By Joe Bruzek on May 7, 2013
Chrysler's massive 8.4-inch touch-screen available in Dodge, Jeep, Chrysler, Ram and SRT models is one of the few multimedia systems to integrate dozens of tasks without overwhelming users. Tasks including smartphone integration, navigation, Satellite radio and more pair with climate control functions in one easy-to-use 8.4-inch command center versus an unwieldy combination of knobs, buttons and touch-screen complexity.
Testing Chrysler's latest Uconnect 8.4 system in the 2014 Jeep Grand Cherokee reminded us how seamless Uconnect works and why it's one of our favorites. Below are five aspects of the Uconnect 8.4 system that give it an advantage over not only direct competitors of Chrysler products, but in the grand scheme of all automotive multimedia offerings.
Equal parts virtual and physical control
Chrysler could have easily made the massive 8.4-inch touch-screen the only way to access climate and tuning controls. Instead, good old redundant physical climate controls are familiar sights below the touch-screen for temperature, fan speed and defroster. In addition, the buttons and knobs aren't the modern, stylish touch-sensitive capacitive buttons so many automakers are adopting. They're just easy to reach, read and touch buttons.
Responsive virtual buttons
Responsive virtual "buttons" are key to a user-friendly touch-screen where, as a driver, you want to hit the button only once. Uconnect 8.4's speed and responsiveness switching between radio, phone, media and climate controls is impressive. On the 2014 Jeep Grand Cherokee, Uconnect is the command center for heated and cooled seats plus heated steering wheel — there aren't traditional buttons for these controls. While that poses a problem in other systems that don't respond as quickly as Uconnect, the 8.4 screen makes navigating to the heated seats a breeze.
Large icons and text
Uconnect's 8.4-inch screen has more real estate than just about any other touch-screen option — Tesla Model S not included. In addition, the display area is configured smartly with large icons and easy-to-read text. For easy access in the Jeep, seven menu icons of radio, media, controls, climate, nav, phone and apps remain fixed at the bottom no matter which screen is displayed. There's no back or home button on the touch-screen, they're not needed. A physical "back" button is provided on the Jeep, though I never used the button.
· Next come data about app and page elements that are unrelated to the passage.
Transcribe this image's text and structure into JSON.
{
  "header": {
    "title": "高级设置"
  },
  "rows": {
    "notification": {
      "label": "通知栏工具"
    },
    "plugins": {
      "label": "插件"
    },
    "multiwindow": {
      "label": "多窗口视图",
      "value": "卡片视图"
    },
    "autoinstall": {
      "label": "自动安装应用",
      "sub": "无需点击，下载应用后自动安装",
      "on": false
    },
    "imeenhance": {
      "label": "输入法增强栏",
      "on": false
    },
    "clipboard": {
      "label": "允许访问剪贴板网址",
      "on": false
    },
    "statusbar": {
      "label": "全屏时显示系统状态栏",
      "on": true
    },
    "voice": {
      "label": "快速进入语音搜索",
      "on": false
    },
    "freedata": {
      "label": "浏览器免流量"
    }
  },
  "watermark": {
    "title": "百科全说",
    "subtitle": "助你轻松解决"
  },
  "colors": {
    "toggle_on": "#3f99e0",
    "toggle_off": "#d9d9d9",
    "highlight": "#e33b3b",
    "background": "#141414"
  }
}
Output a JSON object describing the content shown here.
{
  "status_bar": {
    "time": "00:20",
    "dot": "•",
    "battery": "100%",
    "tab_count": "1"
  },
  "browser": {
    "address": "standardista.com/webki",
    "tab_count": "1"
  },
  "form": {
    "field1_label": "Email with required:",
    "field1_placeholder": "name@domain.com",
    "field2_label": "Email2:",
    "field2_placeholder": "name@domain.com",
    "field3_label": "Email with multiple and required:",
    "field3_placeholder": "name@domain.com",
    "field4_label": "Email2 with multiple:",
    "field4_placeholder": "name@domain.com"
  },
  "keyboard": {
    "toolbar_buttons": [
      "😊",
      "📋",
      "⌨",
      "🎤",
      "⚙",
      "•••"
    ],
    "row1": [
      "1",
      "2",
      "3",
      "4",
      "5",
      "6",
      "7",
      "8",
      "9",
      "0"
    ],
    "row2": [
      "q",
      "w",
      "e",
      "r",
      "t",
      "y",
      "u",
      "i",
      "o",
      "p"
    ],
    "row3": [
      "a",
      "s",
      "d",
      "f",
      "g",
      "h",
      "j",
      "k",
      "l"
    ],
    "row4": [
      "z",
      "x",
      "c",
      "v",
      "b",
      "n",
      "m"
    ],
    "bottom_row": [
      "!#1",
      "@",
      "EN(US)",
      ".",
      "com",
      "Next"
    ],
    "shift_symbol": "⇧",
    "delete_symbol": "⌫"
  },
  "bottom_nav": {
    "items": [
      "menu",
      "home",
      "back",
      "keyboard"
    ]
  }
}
Uconnect immediately impresses with easy phone pairing for the system's standard Bluetooth and Bluetooth streaming audio. A USB input for music players is standard, and the Jeep's was compatible with my Samsung Galaxy SIII, as well as iPhone4 and other editors' iPhone5s. The Samsung provided audio control and album art when paired with Uconnect, which is rare for that phone as most systems are Apple-specific or have limited compatibility with other devices. Uconnect has a wide variety of compatible phones, searchable here.
If you haven't caught our drift yet, we really like the Uconnect 8.4. It rivals multimedia systems in ultra-expensive luxury cars. What's even better is that it's an accessible high-quality feature in Chrysler's least-expensive cars like the Dodge Dart and most-expensive ones like the SRT Viper. The system doesn't operate significantly different across the whole lineup with the exception of a few features. The touch-screen is $595 without navigation in the Dodge Dart SXT, though it pairs with Satellite radio for $790 total. In the Jeep Grand Cherokee, Uconnect 8.4 is teamed with 18-inch wheels for $1,495 on Laredo E models — a $31,490 Laredo E, including destination, is a base Laredo with power seats, Satellite radio and painted roof rails. The more-expensive Limited ($36,790) has it as $395 without navigation and $795 with navigation. Simply enough, Uconnect 8.4 is a no-brainer option for the money.
Uconnect 8.4 Availability:
*Editor's note: We inadvertently listed the Ram 1500, 2500/3500 as a Dodge model in our original version of this story.
Road Test Editor Joe Bruzek covers Cars.com’s short-and long-term fleet of test cars and drives a 1998 Pontiac Firebird Trans Am. Email Joe